WORK INSTRUCTION:
Within the material below, how many lines carry the word "Foreign"? State only the number.

========================================

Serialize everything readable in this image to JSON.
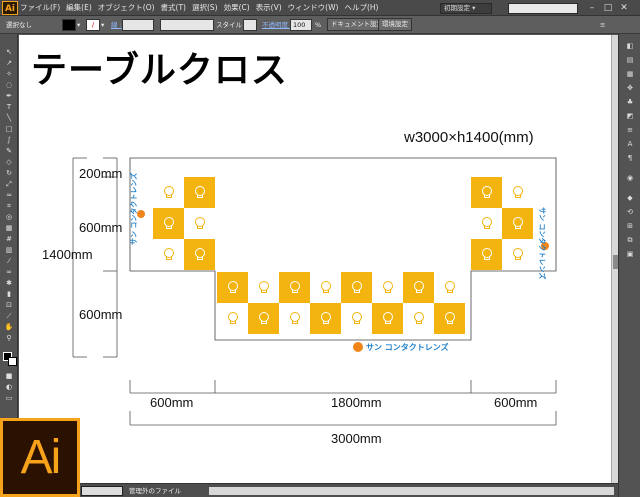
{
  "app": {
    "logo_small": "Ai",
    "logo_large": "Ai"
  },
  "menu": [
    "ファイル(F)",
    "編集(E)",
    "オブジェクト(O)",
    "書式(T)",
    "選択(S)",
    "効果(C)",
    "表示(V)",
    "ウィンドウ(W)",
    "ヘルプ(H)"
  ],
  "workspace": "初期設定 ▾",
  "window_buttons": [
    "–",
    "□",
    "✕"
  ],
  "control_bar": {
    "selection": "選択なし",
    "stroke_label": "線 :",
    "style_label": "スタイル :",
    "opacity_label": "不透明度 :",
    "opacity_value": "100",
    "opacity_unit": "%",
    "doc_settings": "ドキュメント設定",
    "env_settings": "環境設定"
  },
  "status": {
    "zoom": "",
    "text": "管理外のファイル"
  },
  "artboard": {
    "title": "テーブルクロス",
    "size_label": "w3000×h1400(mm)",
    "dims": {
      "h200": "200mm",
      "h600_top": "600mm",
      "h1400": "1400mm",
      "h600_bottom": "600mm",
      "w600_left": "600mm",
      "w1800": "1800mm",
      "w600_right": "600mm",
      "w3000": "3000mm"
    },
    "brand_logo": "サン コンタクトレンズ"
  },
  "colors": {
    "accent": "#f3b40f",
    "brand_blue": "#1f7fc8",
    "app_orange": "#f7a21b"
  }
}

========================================

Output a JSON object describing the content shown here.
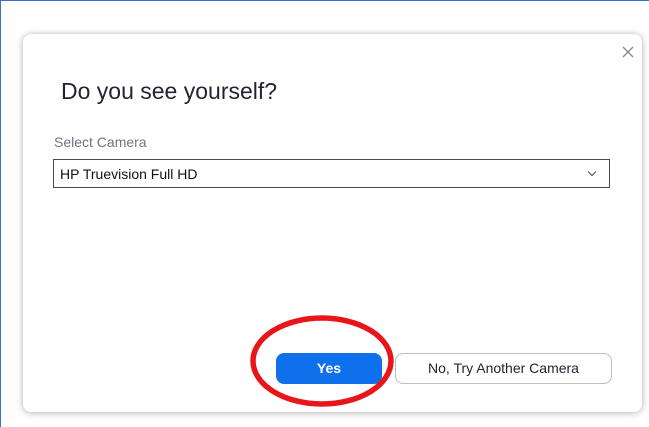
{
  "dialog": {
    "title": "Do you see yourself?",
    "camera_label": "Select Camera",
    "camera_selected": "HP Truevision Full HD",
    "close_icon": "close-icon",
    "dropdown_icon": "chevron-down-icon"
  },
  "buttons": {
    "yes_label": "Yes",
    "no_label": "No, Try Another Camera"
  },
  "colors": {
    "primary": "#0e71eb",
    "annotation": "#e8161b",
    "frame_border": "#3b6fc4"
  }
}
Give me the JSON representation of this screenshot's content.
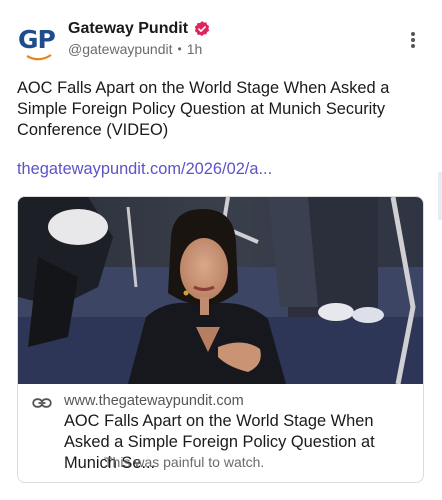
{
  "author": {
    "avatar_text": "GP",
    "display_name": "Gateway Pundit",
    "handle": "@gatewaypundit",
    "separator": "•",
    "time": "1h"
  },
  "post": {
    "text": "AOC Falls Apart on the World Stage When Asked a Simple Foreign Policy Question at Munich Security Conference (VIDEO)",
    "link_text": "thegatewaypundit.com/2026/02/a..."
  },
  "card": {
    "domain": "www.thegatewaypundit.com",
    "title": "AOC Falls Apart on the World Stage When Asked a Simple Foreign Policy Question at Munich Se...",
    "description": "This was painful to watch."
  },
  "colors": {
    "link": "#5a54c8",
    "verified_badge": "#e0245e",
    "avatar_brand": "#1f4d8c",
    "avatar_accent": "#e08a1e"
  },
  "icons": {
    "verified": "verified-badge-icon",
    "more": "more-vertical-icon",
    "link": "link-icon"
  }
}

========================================

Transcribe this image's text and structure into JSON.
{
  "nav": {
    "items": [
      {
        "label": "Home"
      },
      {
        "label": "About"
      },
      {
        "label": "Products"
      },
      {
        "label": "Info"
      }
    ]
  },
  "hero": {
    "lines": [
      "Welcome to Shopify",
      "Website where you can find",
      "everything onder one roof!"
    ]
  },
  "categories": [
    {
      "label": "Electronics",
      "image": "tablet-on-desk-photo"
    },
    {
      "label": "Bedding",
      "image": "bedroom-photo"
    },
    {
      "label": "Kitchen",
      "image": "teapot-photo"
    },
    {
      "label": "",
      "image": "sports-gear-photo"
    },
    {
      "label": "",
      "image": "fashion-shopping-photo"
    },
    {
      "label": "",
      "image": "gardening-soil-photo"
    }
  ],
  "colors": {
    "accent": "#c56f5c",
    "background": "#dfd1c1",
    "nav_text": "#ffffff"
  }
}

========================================

RESULT OF THIS TASK:
2